The GMDSS system involves geostationary satellites (INMARSAT ), Coastguard Shore Stations and Rescue Coordination Stations and it's this system that swings into action when the distress button is pressed on your DSC (Digital Selective Calling) enabled VHF radio.
The GMDSS system incorporates a number of sub-systems, of which DSC is just one. Others include
INMARSAT, the fully commercial non-government satellite network supporting GMDSS also provides a communication system accessible by dedicated mobile handsets (satphones).
INMARSAT, founded in 1979, is the oldest satellite phone operator but other networks are now in place and operating. Of these, GLOBALSTAR and IRIDIUM are those most used by yachtsmen.
Satphones, once the size and weight of a building block are now much like mobile phones, but rather more expensive. Outgoing calls from satellite phones to landlines and mobile phones are reasonably inexpensive, currently from around $0.15 to $2 per minute.
Calls made from landlines and mobiles to satellite phones are very expensive for the caller - around $3 to $14 per minute - but free for the receiver. Making calls between different satellite phone networks is also notoriously expensive with calling rates of up to $15 per minute.
This system provides navigational and meteorological information, plus other urgent safety-related information such as electronic chart correction data.
MFI is broadcast through two independent systems - MF telex (NAVTEX) for local MFI and by satellite or HF telex (SafetyNET) for long-range MSI.
The NAVTEX installation aboard sailboats normally comprises a receiver with a built-in printer and an external antenna, although there are a number of paperless units available which displays the information on a scroll-down screen.
Typical range is up to 400nM. Two frequencies are used - 518kHz (international frequency) and 490kHz (national frequency), and being a line of sight system, NAVTEX may be difficult to receive when there's an obstruction between the transmitter and your antenna.
NAVTEX transmissions are sent in English language from local stations situated worldwide. The power of each transmission is regulated so as to avoid the possibility of interference between transmitters.

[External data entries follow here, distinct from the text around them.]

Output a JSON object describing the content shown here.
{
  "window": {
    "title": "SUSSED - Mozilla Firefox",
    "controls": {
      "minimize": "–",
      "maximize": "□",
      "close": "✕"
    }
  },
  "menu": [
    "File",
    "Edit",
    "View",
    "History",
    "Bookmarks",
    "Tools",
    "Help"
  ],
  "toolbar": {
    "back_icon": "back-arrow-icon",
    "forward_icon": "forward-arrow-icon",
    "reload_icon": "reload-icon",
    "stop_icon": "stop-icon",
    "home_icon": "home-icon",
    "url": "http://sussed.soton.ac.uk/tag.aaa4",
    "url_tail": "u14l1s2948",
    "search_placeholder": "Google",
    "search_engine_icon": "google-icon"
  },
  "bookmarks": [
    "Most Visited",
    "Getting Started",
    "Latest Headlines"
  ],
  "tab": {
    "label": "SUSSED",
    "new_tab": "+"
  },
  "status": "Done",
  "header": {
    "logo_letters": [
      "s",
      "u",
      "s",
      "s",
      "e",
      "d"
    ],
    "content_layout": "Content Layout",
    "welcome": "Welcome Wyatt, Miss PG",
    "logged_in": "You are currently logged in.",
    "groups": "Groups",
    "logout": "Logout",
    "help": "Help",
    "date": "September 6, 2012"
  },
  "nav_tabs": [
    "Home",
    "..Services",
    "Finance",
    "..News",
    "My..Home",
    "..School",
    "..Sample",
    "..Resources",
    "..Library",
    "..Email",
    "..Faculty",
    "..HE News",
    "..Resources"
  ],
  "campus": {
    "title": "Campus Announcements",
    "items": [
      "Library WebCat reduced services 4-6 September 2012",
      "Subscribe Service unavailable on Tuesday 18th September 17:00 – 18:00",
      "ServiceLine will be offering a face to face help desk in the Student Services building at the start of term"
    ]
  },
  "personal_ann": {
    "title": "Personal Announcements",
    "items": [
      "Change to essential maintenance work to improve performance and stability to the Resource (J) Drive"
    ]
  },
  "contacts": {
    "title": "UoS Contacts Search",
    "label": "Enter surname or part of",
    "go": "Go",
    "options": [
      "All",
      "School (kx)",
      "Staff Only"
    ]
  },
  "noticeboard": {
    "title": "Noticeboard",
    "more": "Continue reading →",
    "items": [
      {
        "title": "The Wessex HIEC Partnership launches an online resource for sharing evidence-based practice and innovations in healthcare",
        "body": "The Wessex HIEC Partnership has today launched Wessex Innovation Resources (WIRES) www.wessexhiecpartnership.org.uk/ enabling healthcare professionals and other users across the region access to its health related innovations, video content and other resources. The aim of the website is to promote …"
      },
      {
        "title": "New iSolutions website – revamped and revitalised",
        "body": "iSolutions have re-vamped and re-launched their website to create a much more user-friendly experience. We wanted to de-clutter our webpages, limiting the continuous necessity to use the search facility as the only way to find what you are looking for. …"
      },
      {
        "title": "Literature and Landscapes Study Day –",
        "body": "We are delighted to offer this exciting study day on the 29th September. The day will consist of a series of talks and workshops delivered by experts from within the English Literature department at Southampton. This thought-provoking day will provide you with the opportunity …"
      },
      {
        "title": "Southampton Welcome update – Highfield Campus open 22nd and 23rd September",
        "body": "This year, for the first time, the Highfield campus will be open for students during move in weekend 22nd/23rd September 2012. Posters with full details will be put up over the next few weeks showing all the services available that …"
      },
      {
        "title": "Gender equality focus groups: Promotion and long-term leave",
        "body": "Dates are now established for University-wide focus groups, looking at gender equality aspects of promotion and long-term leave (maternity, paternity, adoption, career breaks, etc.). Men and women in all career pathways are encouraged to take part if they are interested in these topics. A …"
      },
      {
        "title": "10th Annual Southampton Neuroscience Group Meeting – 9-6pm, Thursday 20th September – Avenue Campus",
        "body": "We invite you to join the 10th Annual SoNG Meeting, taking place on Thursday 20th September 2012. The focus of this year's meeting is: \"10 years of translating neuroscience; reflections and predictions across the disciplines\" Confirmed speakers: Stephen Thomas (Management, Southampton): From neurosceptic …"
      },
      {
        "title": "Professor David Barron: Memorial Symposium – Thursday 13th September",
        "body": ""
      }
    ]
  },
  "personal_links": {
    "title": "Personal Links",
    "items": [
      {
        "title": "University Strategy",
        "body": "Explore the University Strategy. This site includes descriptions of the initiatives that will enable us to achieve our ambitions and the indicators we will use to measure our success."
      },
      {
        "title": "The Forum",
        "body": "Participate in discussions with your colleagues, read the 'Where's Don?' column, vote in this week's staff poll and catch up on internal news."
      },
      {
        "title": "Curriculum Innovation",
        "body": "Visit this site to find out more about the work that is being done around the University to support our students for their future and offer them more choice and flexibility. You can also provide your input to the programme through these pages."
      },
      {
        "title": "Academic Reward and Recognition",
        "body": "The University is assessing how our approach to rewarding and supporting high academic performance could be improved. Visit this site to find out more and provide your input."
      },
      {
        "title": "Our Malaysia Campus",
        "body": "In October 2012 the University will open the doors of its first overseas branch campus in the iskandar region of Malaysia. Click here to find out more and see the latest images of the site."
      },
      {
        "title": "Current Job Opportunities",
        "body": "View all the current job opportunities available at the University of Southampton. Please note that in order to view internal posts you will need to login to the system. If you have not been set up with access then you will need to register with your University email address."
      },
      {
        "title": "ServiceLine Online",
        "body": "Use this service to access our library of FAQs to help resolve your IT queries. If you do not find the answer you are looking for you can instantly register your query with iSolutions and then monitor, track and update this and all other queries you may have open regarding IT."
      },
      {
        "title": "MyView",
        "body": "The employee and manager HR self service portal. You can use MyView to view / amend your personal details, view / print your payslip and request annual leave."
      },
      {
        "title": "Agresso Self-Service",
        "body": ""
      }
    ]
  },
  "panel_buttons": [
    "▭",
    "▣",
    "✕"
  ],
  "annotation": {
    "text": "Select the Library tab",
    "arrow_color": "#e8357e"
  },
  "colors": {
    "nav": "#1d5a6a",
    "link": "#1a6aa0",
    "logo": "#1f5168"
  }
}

NAVTEX receivers can be programmed to receive specific message and reject others - ice reports for example being unlikely to feature strongly in the Caribbean. But navigational and meteorological warnings, and search and rescue information are non-rejectable to ensure that vessels equipped with NAVTEX always receive the most vital information.
A SART, normally present on ships rather than cruising yachts, is a portable radar transponder intended for deployment from a liferaft. It will transmit a homing signal which shows up on the radar displays of ships and aircraft involved in a search and rescue mission as a series of 12 dots, indicating the required course setting to the casualty.